**** Input

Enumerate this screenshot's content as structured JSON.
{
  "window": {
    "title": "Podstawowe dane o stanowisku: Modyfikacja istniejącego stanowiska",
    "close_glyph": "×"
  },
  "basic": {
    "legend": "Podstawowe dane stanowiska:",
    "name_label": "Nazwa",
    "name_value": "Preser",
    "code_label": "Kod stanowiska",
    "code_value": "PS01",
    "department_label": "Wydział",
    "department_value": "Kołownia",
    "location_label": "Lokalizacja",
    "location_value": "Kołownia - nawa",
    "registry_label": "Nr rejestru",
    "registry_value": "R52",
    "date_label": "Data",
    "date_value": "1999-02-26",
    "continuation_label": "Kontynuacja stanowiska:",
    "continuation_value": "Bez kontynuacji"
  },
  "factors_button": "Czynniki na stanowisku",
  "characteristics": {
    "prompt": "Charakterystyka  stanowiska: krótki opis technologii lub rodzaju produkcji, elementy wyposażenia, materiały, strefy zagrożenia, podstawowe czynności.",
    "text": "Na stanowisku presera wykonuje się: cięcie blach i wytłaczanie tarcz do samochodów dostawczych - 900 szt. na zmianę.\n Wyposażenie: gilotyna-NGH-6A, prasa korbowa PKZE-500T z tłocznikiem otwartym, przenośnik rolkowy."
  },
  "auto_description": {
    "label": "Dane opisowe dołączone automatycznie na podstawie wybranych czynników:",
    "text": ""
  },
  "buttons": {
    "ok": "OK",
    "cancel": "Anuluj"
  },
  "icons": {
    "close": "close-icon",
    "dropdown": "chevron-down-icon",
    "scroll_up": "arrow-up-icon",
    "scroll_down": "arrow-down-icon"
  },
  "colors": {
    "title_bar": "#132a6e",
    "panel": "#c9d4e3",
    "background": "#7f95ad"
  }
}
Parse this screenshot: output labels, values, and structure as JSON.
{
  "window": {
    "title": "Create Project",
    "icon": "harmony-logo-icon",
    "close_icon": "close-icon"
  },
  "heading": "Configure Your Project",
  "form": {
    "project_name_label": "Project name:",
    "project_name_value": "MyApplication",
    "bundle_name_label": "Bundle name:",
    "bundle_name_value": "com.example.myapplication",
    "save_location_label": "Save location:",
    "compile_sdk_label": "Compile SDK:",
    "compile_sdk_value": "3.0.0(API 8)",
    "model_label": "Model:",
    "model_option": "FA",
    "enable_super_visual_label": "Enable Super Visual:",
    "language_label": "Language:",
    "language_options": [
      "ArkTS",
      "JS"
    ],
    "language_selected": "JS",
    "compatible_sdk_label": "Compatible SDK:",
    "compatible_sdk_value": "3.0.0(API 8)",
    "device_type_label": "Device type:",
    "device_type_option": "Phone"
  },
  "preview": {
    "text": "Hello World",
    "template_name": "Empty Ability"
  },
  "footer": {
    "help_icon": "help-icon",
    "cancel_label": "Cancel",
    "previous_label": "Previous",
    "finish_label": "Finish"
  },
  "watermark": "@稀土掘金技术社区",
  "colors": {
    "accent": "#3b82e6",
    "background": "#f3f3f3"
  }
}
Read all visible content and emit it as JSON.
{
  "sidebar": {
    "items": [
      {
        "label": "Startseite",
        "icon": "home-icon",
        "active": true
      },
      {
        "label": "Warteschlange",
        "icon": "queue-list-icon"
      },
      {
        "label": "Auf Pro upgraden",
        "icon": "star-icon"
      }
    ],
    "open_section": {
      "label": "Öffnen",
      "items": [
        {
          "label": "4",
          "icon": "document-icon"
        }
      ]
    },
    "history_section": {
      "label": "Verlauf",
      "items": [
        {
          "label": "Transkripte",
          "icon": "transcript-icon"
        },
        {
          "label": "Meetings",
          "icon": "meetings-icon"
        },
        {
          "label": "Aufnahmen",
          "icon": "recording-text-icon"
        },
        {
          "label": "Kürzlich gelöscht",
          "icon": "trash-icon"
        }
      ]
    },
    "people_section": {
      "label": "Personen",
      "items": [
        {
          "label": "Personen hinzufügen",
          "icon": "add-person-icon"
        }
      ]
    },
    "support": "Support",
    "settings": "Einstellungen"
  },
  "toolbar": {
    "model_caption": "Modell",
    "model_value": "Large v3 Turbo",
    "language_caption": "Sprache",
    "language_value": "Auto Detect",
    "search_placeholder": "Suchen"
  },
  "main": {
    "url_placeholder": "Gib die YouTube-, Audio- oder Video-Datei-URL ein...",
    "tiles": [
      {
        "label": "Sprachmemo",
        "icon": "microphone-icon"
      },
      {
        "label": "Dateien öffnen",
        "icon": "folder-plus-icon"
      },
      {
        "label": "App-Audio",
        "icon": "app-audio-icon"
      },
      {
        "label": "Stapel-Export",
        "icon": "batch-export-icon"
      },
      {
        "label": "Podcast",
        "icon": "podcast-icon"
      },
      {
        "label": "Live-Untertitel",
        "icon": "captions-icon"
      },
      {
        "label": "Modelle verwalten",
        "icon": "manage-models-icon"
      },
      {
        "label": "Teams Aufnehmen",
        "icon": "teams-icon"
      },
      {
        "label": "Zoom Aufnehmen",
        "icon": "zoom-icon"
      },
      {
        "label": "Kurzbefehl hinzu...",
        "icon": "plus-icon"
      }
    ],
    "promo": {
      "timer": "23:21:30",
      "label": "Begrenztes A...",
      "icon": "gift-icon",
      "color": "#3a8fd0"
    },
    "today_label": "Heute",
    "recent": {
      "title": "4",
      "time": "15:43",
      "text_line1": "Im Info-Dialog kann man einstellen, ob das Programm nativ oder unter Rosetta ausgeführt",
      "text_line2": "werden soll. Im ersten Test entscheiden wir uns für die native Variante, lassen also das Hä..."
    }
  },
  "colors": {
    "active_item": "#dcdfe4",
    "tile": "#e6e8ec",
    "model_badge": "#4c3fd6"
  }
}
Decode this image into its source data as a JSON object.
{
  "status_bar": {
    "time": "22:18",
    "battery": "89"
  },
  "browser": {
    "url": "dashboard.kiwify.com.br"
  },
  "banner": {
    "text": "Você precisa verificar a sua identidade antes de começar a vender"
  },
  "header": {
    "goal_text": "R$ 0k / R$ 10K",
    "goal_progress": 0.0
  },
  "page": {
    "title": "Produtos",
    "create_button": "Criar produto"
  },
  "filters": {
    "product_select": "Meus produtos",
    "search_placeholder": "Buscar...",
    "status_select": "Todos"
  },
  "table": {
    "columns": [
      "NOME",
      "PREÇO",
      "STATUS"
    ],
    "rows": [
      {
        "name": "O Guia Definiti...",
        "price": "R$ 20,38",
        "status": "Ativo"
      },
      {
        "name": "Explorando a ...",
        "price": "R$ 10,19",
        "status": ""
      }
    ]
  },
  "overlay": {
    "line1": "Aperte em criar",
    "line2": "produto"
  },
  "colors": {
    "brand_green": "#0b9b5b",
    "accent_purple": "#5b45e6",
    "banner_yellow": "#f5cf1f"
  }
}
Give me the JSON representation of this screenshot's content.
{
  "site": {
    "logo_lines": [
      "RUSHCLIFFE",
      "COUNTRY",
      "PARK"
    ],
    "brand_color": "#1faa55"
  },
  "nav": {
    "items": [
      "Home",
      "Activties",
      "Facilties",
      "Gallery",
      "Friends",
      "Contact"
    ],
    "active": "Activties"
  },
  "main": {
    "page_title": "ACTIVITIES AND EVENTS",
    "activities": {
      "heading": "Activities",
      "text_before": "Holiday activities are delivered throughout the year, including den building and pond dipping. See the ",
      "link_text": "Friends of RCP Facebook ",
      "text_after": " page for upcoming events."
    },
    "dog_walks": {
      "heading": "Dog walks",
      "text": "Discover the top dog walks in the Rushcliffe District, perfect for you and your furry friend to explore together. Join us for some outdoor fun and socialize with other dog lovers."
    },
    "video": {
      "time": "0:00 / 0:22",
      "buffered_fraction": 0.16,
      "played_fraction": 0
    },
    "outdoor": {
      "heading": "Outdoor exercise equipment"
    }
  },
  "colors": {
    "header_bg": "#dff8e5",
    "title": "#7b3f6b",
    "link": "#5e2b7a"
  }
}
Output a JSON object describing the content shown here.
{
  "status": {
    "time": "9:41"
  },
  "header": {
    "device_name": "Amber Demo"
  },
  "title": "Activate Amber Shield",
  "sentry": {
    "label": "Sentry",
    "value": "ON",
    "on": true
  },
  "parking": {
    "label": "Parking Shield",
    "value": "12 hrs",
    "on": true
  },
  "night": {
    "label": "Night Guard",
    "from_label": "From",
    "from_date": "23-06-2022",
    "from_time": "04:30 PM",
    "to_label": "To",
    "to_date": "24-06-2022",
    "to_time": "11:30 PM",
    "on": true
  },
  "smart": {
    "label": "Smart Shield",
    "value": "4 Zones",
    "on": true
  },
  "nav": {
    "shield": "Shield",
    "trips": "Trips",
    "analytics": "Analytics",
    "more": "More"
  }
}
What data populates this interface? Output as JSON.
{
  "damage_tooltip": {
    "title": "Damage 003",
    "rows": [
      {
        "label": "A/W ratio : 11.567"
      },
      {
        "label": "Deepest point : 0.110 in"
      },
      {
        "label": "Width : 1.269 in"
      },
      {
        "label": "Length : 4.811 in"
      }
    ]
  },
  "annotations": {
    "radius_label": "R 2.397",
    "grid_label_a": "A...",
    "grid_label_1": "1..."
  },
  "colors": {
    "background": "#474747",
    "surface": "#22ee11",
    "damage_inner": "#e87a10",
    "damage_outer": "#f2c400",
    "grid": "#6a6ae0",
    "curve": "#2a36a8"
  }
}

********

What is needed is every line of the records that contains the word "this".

Exercise output =
Enumerate this screenshot's content as structured JSON.
Parse this screenshot: output labels, values, and structure as JSON.
Decode this image into its source data as a JSON object.
Give me the JSON representation of this screenshot's content.
What data populates this interface? Output as JSON.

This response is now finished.